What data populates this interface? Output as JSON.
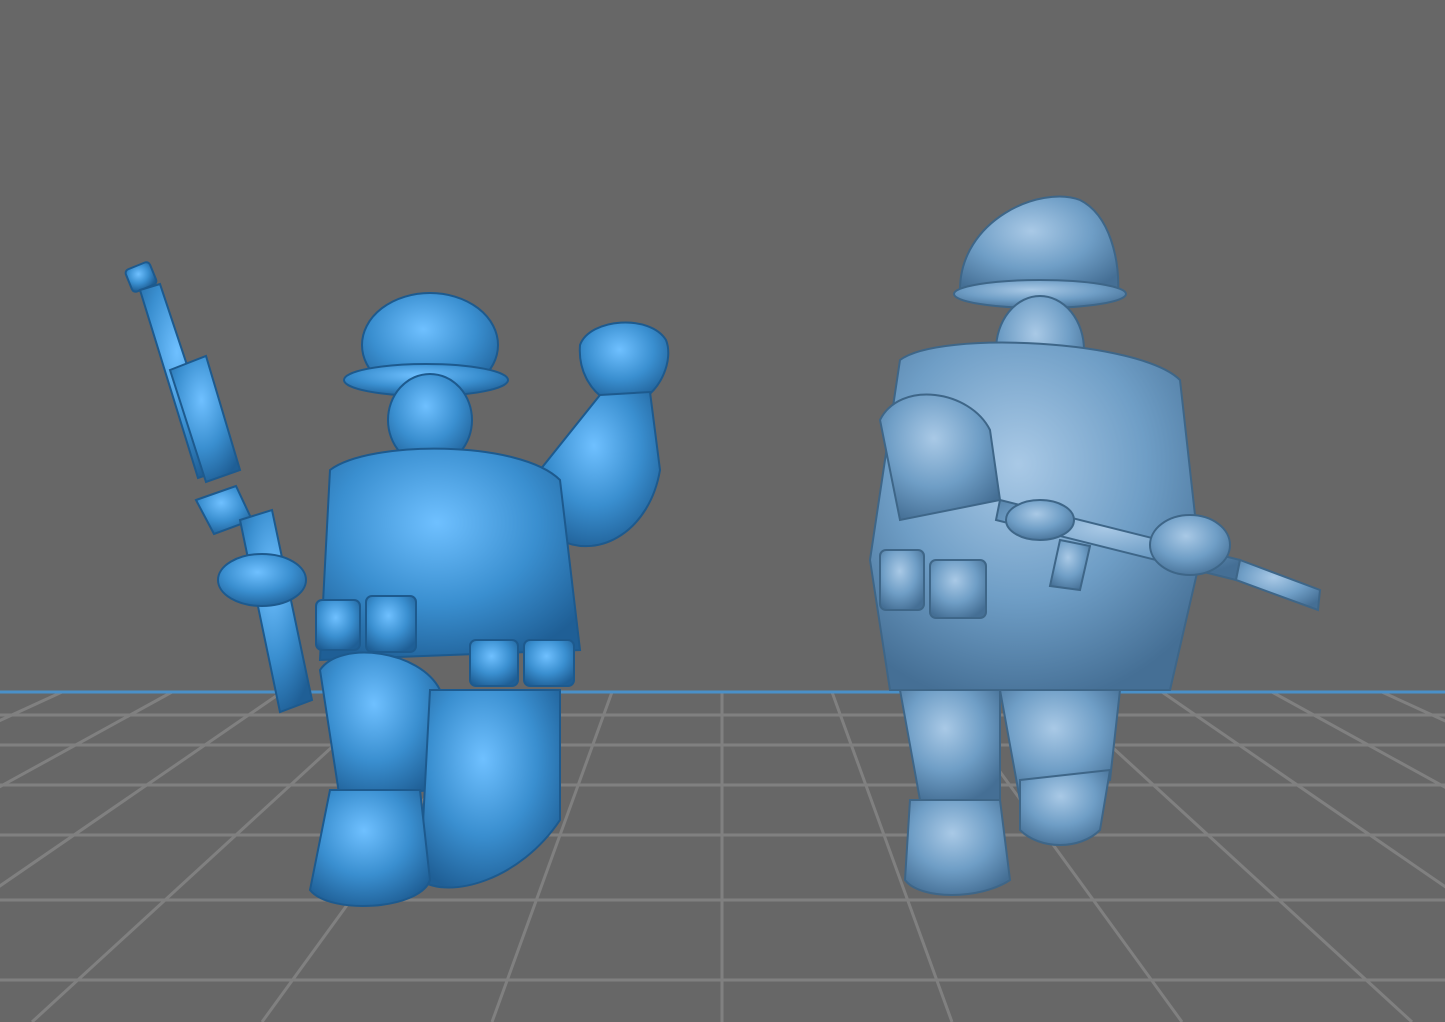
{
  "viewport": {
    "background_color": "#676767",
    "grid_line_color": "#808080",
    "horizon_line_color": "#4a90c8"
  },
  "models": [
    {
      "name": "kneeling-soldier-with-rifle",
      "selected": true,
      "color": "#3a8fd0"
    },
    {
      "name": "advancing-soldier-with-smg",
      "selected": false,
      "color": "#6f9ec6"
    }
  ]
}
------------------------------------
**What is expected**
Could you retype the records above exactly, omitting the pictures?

**Exercise response**
What data populates this interface? Output as JSON.
{
  "viewport": {
    "background_color": "#676767",
    "grid_line_color": "#808080",
    "horizon_line_color": "#4a90c8"
  },
  "models": [
    {
      "name": "kneeling-soldier-with-rifle",
      "selected": true,
      "color": "#3a8fd0"
    },
    {
      "name": "advancing-soldier-with-smg",
      "selected": false,
      "color": "#6f9ec6"
    }
  ]
}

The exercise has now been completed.